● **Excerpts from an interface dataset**
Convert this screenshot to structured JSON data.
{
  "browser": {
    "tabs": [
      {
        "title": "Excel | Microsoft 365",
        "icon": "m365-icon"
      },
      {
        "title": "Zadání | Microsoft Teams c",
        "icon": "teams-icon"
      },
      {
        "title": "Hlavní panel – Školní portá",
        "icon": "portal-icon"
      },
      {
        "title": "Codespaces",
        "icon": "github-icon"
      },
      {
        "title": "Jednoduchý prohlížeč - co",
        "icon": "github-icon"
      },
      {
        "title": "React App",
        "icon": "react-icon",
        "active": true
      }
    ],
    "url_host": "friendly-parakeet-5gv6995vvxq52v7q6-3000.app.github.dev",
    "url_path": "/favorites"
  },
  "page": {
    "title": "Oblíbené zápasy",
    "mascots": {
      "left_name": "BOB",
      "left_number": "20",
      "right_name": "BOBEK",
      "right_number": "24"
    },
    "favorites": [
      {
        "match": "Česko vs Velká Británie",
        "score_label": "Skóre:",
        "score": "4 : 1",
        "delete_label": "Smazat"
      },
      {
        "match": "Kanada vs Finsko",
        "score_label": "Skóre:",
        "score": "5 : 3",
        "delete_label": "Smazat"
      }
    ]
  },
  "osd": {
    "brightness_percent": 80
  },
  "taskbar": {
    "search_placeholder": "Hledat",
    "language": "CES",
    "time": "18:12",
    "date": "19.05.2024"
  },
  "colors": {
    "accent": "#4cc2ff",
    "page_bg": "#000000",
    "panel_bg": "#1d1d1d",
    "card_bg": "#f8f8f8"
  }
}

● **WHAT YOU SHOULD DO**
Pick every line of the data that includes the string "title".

● **FINAL ANSWER**
        "title": "Excel | Microsoft 365",
        "title": "Zadání | Microsoft Teams c",
        "title": "Hlavní panel – Školní portá",
        "title": "Codespaces",
        "title": "Jednoduchý prohlížeč - co",
        "title": "React App",
    "title": "Oblíbené zápasy",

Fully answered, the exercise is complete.